▶ _What you should do_
Your output should be every line below, copied exactly.
====== Provided records ======
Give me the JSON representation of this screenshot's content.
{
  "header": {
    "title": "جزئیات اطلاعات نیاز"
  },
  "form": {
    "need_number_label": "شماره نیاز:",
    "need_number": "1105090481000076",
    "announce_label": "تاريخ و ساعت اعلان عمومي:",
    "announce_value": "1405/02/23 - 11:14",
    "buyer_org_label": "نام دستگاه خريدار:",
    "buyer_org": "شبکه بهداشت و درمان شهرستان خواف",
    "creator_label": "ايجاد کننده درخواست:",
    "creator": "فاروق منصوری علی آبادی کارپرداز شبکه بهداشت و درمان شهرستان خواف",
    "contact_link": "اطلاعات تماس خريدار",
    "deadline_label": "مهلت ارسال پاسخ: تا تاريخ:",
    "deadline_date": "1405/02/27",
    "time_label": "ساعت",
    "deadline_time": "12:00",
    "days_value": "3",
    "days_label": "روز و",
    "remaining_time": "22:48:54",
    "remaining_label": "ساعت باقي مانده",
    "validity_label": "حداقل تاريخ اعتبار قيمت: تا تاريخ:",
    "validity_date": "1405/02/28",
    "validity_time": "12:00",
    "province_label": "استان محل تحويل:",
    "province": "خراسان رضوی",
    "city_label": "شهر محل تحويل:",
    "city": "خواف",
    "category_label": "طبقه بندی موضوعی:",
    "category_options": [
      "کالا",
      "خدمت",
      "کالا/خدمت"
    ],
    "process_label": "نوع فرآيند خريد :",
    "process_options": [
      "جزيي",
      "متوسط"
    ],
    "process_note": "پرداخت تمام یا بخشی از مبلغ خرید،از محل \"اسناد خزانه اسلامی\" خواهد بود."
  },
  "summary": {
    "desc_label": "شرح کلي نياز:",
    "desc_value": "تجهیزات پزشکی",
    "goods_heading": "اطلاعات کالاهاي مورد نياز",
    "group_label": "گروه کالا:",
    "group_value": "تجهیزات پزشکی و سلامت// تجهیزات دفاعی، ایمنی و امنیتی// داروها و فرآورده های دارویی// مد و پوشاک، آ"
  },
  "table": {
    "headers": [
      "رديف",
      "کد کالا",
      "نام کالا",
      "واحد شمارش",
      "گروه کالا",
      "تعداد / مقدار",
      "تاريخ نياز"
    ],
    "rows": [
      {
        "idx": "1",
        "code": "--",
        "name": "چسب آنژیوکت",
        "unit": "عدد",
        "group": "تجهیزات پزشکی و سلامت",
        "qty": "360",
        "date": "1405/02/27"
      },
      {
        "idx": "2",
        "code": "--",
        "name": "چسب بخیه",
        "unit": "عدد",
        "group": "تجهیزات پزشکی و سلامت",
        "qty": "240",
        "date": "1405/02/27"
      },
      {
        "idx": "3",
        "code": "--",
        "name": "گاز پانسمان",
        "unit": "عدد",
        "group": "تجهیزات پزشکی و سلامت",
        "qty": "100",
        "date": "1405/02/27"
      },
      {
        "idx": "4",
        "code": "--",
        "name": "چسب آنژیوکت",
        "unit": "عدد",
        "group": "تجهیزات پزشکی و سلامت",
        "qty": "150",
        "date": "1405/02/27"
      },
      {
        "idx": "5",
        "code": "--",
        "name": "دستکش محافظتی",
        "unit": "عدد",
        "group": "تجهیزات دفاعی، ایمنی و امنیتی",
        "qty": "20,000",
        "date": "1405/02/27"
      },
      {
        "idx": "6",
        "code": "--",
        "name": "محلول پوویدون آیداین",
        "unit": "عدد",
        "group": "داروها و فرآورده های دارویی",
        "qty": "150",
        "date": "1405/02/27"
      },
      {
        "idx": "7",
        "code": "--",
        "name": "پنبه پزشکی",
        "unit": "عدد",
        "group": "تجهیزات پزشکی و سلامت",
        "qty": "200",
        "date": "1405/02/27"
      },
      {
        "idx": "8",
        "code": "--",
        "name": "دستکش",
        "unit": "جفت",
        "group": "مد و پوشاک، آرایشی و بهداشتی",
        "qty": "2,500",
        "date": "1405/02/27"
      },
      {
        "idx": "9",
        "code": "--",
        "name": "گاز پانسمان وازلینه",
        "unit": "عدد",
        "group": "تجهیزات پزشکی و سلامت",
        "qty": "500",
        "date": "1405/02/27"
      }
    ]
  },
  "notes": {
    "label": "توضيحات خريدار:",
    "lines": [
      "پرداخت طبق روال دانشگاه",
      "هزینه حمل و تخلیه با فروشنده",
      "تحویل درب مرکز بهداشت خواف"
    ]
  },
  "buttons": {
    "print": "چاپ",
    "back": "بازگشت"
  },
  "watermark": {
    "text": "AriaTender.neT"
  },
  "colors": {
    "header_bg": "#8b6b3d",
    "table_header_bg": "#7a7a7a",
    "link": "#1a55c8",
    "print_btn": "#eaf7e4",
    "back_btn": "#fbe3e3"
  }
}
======
▶ _Solution to the problem_
Give me the JSON representation of this screenshot's content.
{
  "header": {
    "title": "جزئیات اطلاعات نیاز"
  },
  "form": {
    "need_number_label": "شماره نیاز:",
    "need_number": "1105090481000076",
    "announce_label": "تاريخ و ساعت اعلان عمومي:",
    "announce_value": "1405/02/23 - 11:14",
    "buyer_org_label": "نام دستگاه خريدار:",
    "buyer_org": "شبکه بهداشت و درمان شهرستان خواف",
    "creator_label": "ايجاد کننده درخواست:",
    "creator": "فاروق منصوری علی آبادی کارپرداز شبکه بهداشت و درمان شهرستان خواف",
    "contact_link": "اطلاعات تماس خريدار",
    "deadline_label": "مهلت ارسال پاسخ: تا تاريخ:",
    "deadline_date": "1405/02/27",
    "time_label": "ساعت",
    "deadline_time": "12:00",
    "days_value": "3",
    "days_label": "روز و",
    "remaining_time": "22:48:54",
    "remaining_label": "ساعت باقي مانده",
    "validity_label": "حداقل تاريخ اعتبار قيمت: تا تاريخ:",
    "validity_date": "1405/02/28",
    "validity_time": "12:00",
    "province_label": "استان محل تحويل:",
    "province": "خراسان رضوی",
    "city_label": "شهر محل تحويل:",
    "city": "خواف",
    "category_label": "طبقه بندی موضوعی:",
    "category_options": [
      "کالا",
      "خدمت",
      "کالا/خدمت"
    ],
    "process_label": "نوع فرآيند خريد :",
    "process_options": [
      "جزيي",
      "متوسط"
    ],
    "process_note": "پرداخت تمام یا بخشی از مبلغ خرید،از محل \"اسناد خزانه اسلامی\" خواهد بود."
  },
  "summary": {
    "desc_label": "شرح کلي نياز:",
    "desc_value": "تجهیزات پزشکی",
    "goods_heading": "اطلاعات کالاهاي مورد نياز",
    "group_label": "گروه کالا:",
    "group_value": "تجهیزات پزشکی و سلامت// تجهیزات دفاعی، ایمنی و امنیتی// داروها و فرآورده های دارویی// مد و پوشاک، آ"
  },
  "table": {
    "headers": [
      "رديف",
      "کد کالا",
      "نام کالا",
      "واحد شمارش",
      "گروه کالا",
      "تعداد / مقدار",
      "تاريخ نياز"
    ],
    "rows": [
      {
        "idx": "1",
        "code": "--",
        "name": "چسب آنژیوکت",
        "unit": "عدد",
        "group": "تجهیزات پزشکی و سلامت",
        "qty": "360",
        "date": "1405/02/27"
      },
      {
        "idx": "2",
        "code": "--",
        "name": "چسب بخیه",
        "unit": "عدد",
        "group": "تجهیزات پزشکی و سلامت",
        "qty": "240",
        "date": "1405/02/27"
      },
      {
        "idx": "3",
        "code": "--",
        "name": "گاز پانسمان",
        "unit": "عدد",
        "group": "تجهیزات پزشکی و سلامت",
        "qty": "100",
        "date": "1405/02/27"
      },
      {
        "idx": "4",
        "code": "--",
        "name": "چسب آنژیوکت",
        "unit": "عدد",
        "group": "تجهیزات پزشکی و سلامت",
        "qty": "150",
        "date": "1405/02/27"
      },
      {
        "idx": "5",
        "code": "--",
        "name": "دستکش محافظتی",
        "unit": "عدد",
        "group": "تجهیزات دفاعی، ایمنی و امنیتی",
        "qty": "20,000",
        "date": "1405/02/27"
      },
      {
        "idx": "6",
        "code": "--",
        "name": "محلول پوویدون آیداین",
        "unit": "عدد",
        "group": "داروها و فرآورده های دارویی",
        "qty": "150",
        "date": "1405/02/27"
      },
      {
        "idx": "7",
        "code": "--",
        "name": "پنبه پزشکی",
        "unit": "عدد",
        "group": "تجهیزات پزشکی و سلامت",
        "qty": "200",
        "date": "1405/02/27"
      },
      {
        "idx": "8",
        "code": "--",
        "name": "دستکش",
        "unit": "جفت",
        "group": "مد و پوشاک، آرایشی و بهداشتی",
        "qty": "2,500",
        "date": "1405/02/27"
      },
      {
        "idx": "9",
        "code": "--",
        "name": "گاز پانسمان وازلینه",
        "unit": "عدد",
        "group": "تجهیزات پزشکی و سلامت",
        "qty": "500",
        "date": "1405/02/27"
      }
    ]
  },
  "notes": {
    "label": "توضيحات خريدار:",
    "lines": [
      "پرداخت طبق روال دانشگاه",
      "هزینه حمل و تخلیه با فروشنده",
      "تحویل درب مرکز بهداشت خواف"
    ]
  },
  "buttons": {
    "print": "چاپ",
    "back": "بازگشت"
  },
  "watermark": {
    "text": "AriaTender.neT"
  },
  "colors": {
    "header_bg": "#8b6b3d",
    "table_header_bg": "#7a7a7a",
    "link": "#1a55c8",
    "print_btn": "#eaf7e4",
    "back_btn": "#fbe3e3"
  }
}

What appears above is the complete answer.